- What to do -
Once the pictures are removed, output the remaining entries exactly as given.

□ □ □ □ □ □ □

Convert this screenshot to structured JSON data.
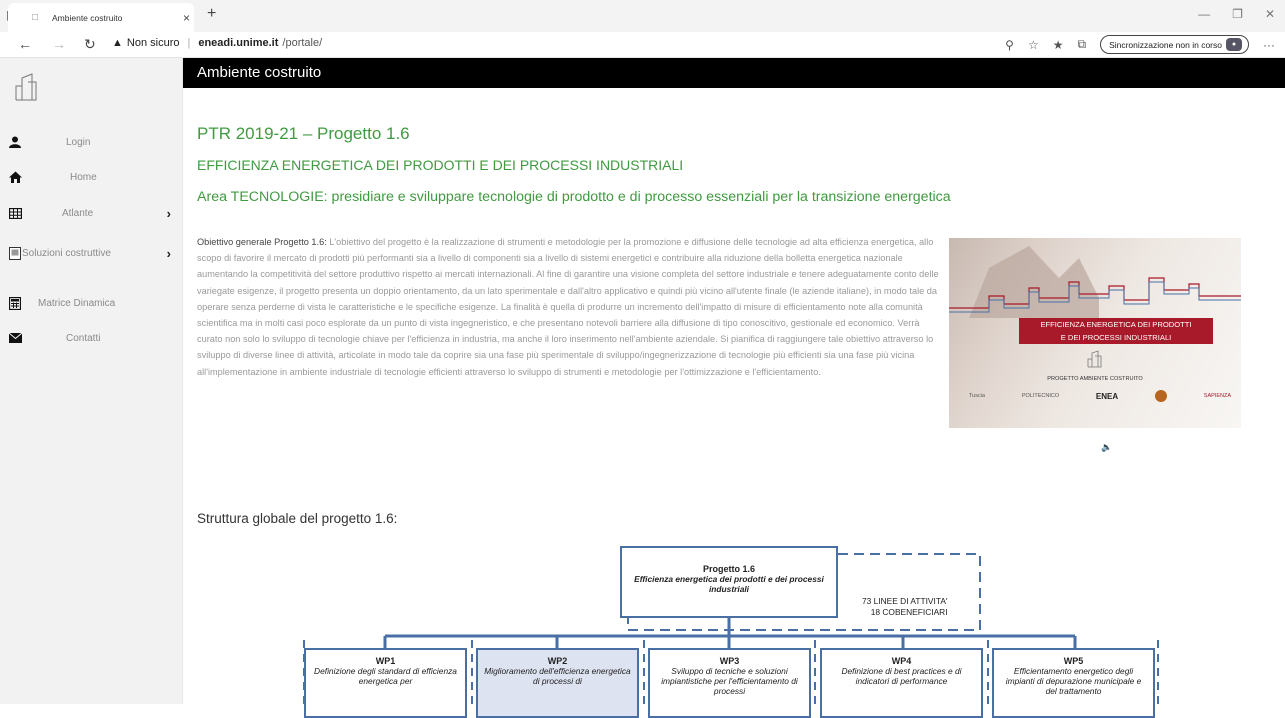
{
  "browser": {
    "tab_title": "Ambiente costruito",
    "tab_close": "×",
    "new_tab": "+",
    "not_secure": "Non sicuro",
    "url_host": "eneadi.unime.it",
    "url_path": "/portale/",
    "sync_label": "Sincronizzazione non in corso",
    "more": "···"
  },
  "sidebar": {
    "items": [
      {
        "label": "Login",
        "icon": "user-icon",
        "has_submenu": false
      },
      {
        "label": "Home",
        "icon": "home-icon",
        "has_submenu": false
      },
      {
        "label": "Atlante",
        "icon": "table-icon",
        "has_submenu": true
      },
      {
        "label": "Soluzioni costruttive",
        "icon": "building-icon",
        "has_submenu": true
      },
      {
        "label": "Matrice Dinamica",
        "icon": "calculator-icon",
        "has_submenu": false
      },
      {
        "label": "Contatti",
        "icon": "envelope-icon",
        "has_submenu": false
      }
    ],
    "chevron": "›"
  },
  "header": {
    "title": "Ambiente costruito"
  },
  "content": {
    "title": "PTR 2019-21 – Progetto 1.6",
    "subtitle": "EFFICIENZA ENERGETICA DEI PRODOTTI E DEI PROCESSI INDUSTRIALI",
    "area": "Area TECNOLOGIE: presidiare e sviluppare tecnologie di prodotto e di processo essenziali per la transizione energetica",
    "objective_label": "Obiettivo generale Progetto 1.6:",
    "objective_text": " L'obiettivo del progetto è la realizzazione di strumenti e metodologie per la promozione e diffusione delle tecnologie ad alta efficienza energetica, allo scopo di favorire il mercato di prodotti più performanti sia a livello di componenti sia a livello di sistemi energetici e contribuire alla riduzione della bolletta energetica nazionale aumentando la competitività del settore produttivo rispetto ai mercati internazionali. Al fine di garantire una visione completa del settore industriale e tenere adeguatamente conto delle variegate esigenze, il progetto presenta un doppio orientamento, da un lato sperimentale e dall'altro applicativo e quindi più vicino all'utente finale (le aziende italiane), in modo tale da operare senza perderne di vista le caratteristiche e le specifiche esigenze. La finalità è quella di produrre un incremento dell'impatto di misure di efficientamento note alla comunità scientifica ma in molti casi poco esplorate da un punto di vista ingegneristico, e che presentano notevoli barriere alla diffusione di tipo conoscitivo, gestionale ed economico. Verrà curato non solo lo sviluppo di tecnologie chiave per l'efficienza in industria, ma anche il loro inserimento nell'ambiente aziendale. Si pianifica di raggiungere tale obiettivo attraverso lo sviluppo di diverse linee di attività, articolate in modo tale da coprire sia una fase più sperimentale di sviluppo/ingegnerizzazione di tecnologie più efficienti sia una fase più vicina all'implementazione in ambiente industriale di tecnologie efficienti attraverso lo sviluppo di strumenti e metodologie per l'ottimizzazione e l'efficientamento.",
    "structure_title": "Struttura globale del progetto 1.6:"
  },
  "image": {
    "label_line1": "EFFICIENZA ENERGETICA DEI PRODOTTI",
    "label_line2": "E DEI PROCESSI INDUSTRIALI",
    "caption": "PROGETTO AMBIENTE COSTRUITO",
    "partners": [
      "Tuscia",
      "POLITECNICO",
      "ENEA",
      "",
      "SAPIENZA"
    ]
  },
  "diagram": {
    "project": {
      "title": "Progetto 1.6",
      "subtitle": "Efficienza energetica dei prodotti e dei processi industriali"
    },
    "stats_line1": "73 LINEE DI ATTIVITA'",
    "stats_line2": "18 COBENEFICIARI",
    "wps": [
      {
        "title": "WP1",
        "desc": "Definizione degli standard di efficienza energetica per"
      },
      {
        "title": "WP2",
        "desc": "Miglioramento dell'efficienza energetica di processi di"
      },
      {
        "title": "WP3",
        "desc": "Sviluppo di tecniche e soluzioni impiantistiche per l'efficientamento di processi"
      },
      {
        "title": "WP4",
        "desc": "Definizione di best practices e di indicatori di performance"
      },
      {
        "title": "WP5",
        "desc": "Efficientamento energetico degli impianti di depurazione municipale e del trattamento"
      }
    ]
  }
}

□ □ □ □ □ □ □

- Solved exercise -
Convert this screenshot to structured JSON data.
{
  "browser": {
    "tab_title": "Ambiente costruito",
    "tab_close": "×",
    "new_tab": "+",
    "not_secure": "Non sicuro",
    "url_host": "eneadi.unime.it",
    "url_path": "/portale/",
    "sync_label": "Sincronizzazione non in corso",
    "more": "···"
  },
  "sidebar": {
    "items": [
      {
        "label": "Login",
        "icon": "user-icon",
        "has_submenu": false
      },
      {
        "label": "Home",
        "icon": "home-icon",
        "has_submenu": false
      },
      {
        "label": "Atlante",
        "icon": "table-icon",
        "has_submenu": true
      },
      {
        "label": "Soluzioni costruttive",
        "icon": "building-icon",
        "has_submenu": true
      },
      {
        "label": "Matrice Dinamica",
        "icon": "calculator-icon",
        "has_submenu": false
      },
      {
        "label": "Contatti",
        "icon": "envelope-icon",
        "has_submenu": false
      }
    ],
    "chevron": "›"
  },
  "header": {
    "title": "Ambiente costruito"
  },
  "content": {
    "title": "PTR 2019-21 – Progetto 1.6",
    "subtitle": "EFFICIENZA ENERGETICA DEI PRODOTTI E DEI PROCESSI INDUSTRIALI",
    "area": "Area TECNOLOGIE: presidiare e sviluppare tecnologie di prodotto e di processo essenziali per la transizione energetica",
    "objective_label": "Obiettivo generale Progetto 1.6:",
    "objective_text": " L'obiettivo del progetto è la realizzazione di strumenti e metodologie per la promozione e diffusione delle tecnologie ad alta efficienza energetica, allo scopo di favorire il mercato di prodotti più performanti sia a livello di componenti sia a livello di sistemi energetici e contribuire alla riduzione della bolletta energetica nazionale aumentando la competitività del settore produttivo rispetto ai mercati internazionali. Al fine di garantire una visione completa del settore industriale e tenere adeguatamente conto delle variegate esigenze, il progetto presenta un doppio orientamento, da un lato sperimentale e dall'altro applicativo e quindi più vicino all'utente finale (le aziende italiane), in modo tale da operare senza perderne di vista le caratteristiche e le specifiche esigenze. La finalità è quella di produrre un incremento dell'impatto di misure di efficientamento note alla comunità scientifica ma in molti casi poco esplorate da un punto di vista ingegneristico, e che presentano notevoli barriere alla diffusione di tipo conoscitivo, gestionale ed economico. Verrà curato non solo lo sviluppo di tecnologie chiave per l'efficienza in industria, ma anche il loro inserimento nell'ambiente aziendale. Si pianifica di raggiungere tale obiettivo attraverso lo sviluppo di diverse linee di attività, articolate in modo tale da coprire sia una fase più sperimentale di sviluppo/ingegnerizzazione di tecnologie più efficienti sia una fase più vicina all'implementazione in ambiente industriale di tecnologie efficienti attraverso lo sviluppo di strumenti e metodologie per l'ottimizzazione e l'efficientamento.",
    "structure_title": "Struttura globale del progetto 1.6:"
  },
  "image": {
    "label_line1": "EFFICIENZA ENERGETICA DEI PRODOTTI",
    "label_line2": "E DEI PROCESSI INDUSTRIALI",
    "caption": "PROGETTO AMBIENTE COSTRUITO",
    "partners": [
      "Tuscia",
      "POLITECNICO",
      "ENEA",
      "",
      "SAPIENZA"
    ]
  },
  "diagram": {
    "project": {
      "title": "Progetto 1.6",
      "subtitle": "Efficienza energetica dei prodotti e dei processi industriali"
    },
    "stats_line1": "73 LINEE DI ATTIVITA'",
    "stats_line2": "18 COBENEFICIARI",
    "wps": [
      {
        "title": "WP1",
        "desc": "Definizione degli standard di efficienza energetica per"
      },
      {
        "title": "WP2",
        "desc": "Miglioramento dell'efficienza energetica di processi di"
      },
      {
        "title": "WP3",
        "desc": "Sviluppo di tecniche e soluzioni impiantistiche per l'efficientamento di processi"
      },
      {
        "title": "WP4",
        "desc": "Definizione di best practices e di indicatori di performance"
      },
      {
        "title": "WP5",
        "desc": "Efficientamento energetico degli impianti di depurazione municipale e del trattamento"
      }
    ]
  }
}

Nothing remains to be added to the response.